_WHAT THIS TASK INVOLVES_. Your task is to find every line in the records that holds the string "Applesmith" and copy it.

** Opening EXERCISE INPUT block **

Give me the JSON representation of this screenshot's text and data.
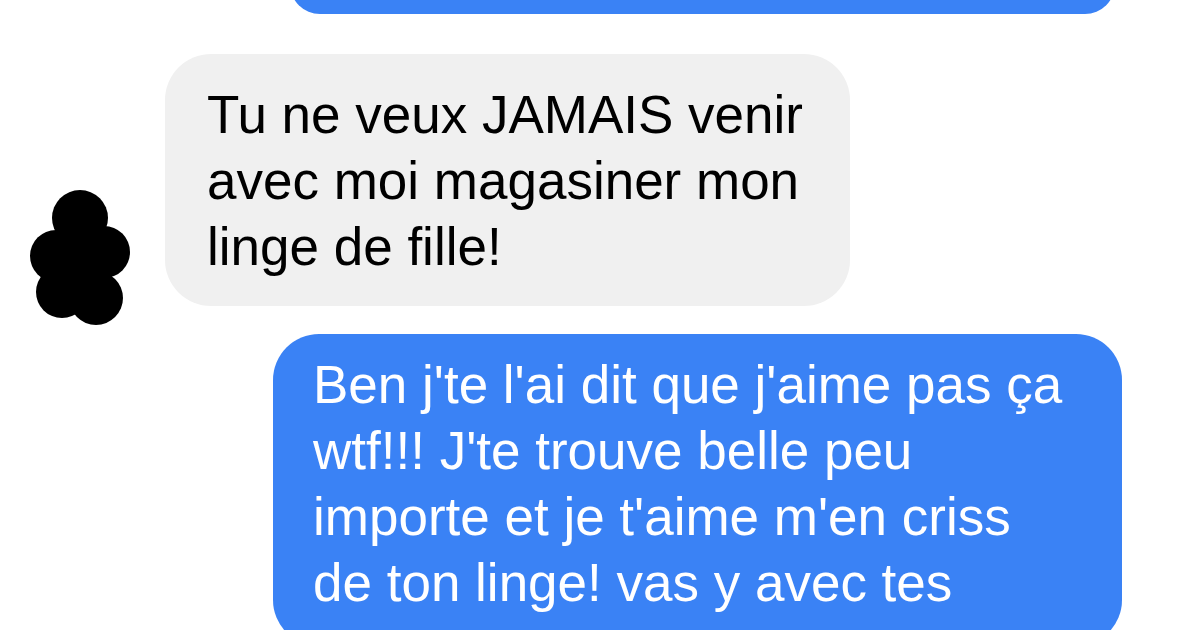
{
  "messages": [
    {
      "kind": "sent"
    },
    {
      "kind": "received",
      "text": "Tu ne veux JAMAIS venir avec moi magasiner mon linge de fille!"
    },
    {
      "kind": "sent",
      "text": "Ben j'te l'ai dit que j'aime pas ça wtf!!! J'te trouve belle peu importe et je t'aime m'en criss de ton linge! vas y avec tes"
    }
  ]
}
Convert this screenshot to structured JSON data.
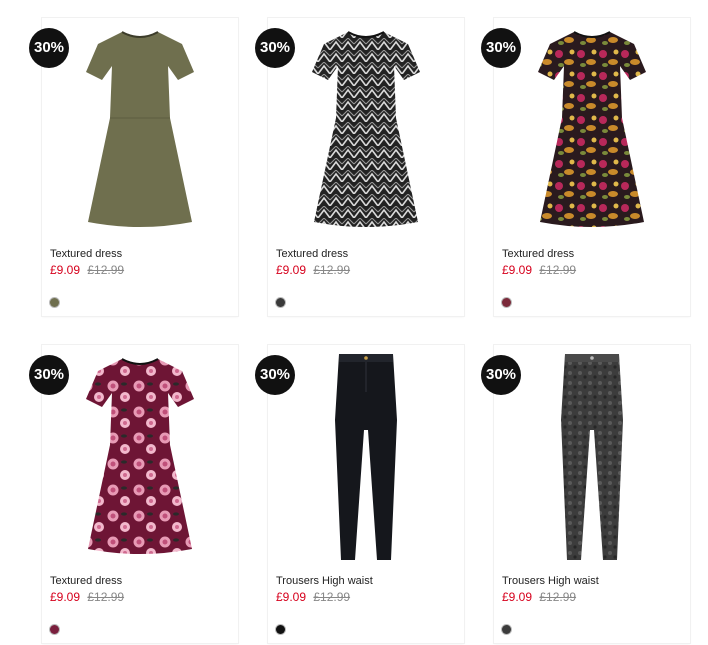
{
  "products": [
    {
      "badge": "30%",
      "name": "Textured dress",
      "price_now": "£9.09",
      "price_was": "£12.99",
      "image": "khaki-textured-dress",
      "swatch_color": "#6f6f4e",
      "garment_color": "#6f6f4e",
      "pattern_color": "#6f6f4e"
    },
    {
      "badge": "30%",
      "name": "Textured dress",
      "price_now": "£9.09",
      "price_was": "£12.99",
      "image": "black-white-patterned-dress",
      "swatch_color": "#3a3a3a",
      "garment_color": "#222222",
      "pattern_color": "#d9d9d9"
    },
    {
      "badge": "30%",
      "name": "Textured dress",
      "price_now": "£9.09",
      "price_was": "£12.99",
      "image": "floral-dress-black",
      "swatch_color": "#7b2a3a",
      "garment_color": "#2a1a1e",
      "pattern_color": "#c98a2a"
    },
    {
      "badge": "30%",
      "name": "Textured dress",
      "price_now": "£9.09",
      "price_was": "£12.99",
      "image": "rose-print-dress-burgundy",
      "swatch_color": "#7a1f3d",
      "garment_color": "#6e1535",
      "pattern_color": "#e79ab5"
    },
    {
      "badge": "30%",
      "name": "Trousers High waist",
      "price_now": "£9.09",
      "price_was": "£12.99",
      "image": "black-trousers",
      "swatch_color": "#111111",
      "garment_color": "#15171c",
      "pattern_color": "#15171c"
    },
    {
      "badge": "30%",
      "name": "Trousers High waist",
      "price_now": "£9.09",
      "price_was": "£12.99",
      "image": "acid-wash-trousers",
      "swatch_color": "#3b3b3b",
      "garment_color": "#3c3c3c",
      "pattern_color": "#5a5a5a"
    }
  ]
}
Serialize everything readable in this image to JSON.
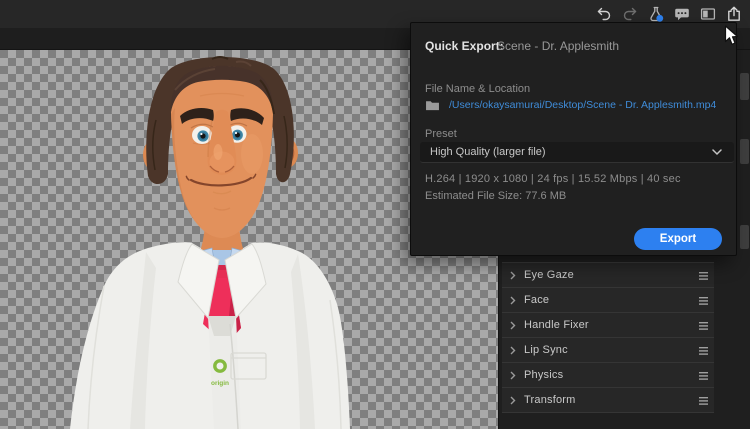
{
  "toolbar": {
    "icons": [
      {
        "name": "undo-icon"
      },
      {
        "name": "redo-icon"
      },
      {
        "name": "test-flask-icon",
        "badge_color": "#2e82f0"
      },
      {
        "name": "feedback-comments-icon"
      },
      {
        "name": "workspace-panel-icon"
      },
      {
        "name": "share-export-icon"
      }
    ]
  },
  "quick_export": {
    "title": "Quick Export:",
    "scene_name": "Scene - Dr. Applesmith",
    "file_section_label": "File Name & Location",
    "file_path": "/Users/okaysamurai/Desktop/Scene - Dr. Applesmith.mp4",
    "preset_label": "Preset",
    "preset_value": "High Quality (larger file)",
    "specs_line": "H.264 | 1920 x 1080 | 24 fps | 15.52 Mbps | 40 sec",
    "estimated_file_size": "Estimated File Size: 77.6 MB",
    "export_button_label": "Export"
  },
  "properties_panel": {
    "rows": [
      {
        "label": "Eye Gaze"
      },
      {
        "label": "Face"
      },
      {
        "label": "Handle Fixer"
      },
      {
        "label": "Lip Sync"
      },
      {
        "label": "Physics"
      },
      {
        "label": "Transform"
      }
    ]
  },
  "scene": {
    "coat_badge_text": "origin"
  },
  "colors": {
    "accent_blue": "#2d80f0",
    "link_blue": "#3f8cd9",
    "checker_light": "#a9a9a9",
    "checker_dark": "#7f7f7f",
    "tie_red": "#ee2f5a",
    "badge_green": "#85ba3f"
  }
}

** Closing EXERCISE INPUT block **

_SOLUTION TO THE PROBLEM_.
    "scene_name": "Scene - Dr. Applesmith",
    "file_path": "/Users/okaysamurai/Desktop/Scene - Dr. Applesmith.mp4",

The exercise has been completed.